Filing for divorce in Florida? Florida Statute 61.052 lays the ground work for filing for divorce in Florida. First, you must qualify by being a resident of Florida for at least six (6) months before filing a petition, then you must meet the requirements for a divorce to be granted.
In order to start a divorce, one party must file a petition for dissolution of marriage, which should allege the following: that the marriage is irretrievably broken or one spouse was adjudged mentally incapacitated at least three (3) years preceding the petition; whether there were children born, adopted or expected from the marriage; request for alimony; request child support; request for timesharing/parent plan; equitable distribution of marital assets and debts or unequal if there is a legitimate basis for the request (depletion of marital assets by one party); and any additional requests that may be sought.
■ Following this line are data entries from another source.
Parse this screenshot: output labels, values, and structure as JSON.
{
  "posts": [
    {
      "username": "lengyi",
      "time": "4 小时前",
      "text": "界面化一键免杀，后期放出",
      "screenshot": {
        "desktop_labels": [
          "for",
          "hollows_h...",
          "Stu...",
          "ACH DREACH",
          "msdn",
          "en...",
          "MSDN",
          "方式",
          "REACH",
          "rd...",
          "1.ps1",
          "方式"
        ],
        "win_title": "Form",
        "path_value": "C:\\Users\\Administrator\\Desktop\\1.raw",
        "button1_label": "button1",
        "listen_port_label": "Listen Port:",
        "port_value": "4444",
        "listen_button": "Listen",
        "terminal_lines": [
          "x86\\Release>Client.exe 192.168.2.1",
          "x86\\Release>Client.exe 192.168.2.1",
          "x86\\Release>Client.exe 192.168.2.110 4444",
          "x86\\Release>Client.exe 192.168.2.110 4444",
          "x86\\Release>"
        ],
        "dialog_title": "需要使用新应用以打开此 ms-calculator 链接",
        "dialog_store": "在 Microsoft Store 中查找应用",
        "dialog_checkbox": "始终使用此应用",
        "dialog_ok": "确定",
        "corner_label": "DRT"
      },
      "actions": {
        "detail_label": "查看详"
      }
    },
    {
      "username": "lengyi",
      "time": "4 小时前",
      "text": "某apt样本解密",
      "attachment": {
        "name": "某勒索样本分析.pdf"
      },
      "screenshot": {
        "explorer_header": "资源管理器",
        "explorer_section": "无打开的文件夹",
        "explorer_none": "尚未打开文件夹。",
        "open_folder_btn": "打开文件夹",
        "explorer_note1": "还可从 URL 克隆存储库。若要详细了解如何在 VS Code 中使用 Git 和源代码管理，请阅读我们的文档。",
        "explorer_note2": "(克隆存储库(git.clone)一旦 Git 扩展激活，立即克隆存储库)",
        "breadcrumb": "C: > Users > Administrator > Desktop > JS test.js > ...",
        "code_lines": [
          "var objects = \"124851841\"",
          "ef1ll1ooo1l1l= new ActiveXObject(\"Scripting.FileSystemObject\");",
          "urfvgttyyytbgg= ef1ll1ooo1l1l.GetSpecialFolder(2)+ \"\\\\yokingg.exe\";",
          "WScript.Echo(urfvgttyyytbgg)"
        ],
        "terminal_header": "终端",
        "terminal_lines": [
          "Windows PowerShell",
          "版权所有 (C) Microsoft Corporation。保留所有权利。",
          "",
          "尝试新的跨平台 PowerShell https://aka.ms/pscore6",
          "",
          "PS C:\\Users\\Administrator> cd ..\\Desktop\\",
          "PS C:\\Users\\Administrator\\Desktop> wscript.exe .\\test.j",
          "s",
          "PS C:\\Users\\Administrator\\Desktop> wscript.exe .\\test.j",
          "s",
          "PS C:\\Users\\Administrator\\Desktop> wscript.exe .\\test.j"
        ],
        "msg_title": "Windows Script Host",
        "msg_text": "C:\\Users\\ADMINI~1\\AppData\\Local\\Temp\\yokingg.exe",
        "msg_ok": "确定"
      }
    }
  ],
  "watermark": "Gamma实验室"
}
The party that is served with the petition must file an answer to the petition within 20 days of the date of service. That party may also file a counter-petition requesting the same or similar things as those pled in the initial petition. If a counter-petition is filed, then an answer must also be filed to that petition within 20 days. Once everything is filed, then you can move on with the divorce by asking for a trial date.
During the time between filing a petition and before trial, there is a period of discovery, where both sides must provide documentation of their assets and debts along with a financial affidavit. There is a timeframe for all of the proper documentation to be provided to the other side.
Prior to attending a final hearing, the judge will require that you attend mediation to possibly settle the case before trial. Mediation is a chance for a neutral third party to assist both sides in working through some of the issues and hopefully settle their case without a trial.
There are many aspects to a divorce, but this provides an overview for what is required along the way. If you are serious about filing for divorce, then speak with a qualified attorney who can walk you through the process and who can make certain that your interests are protected.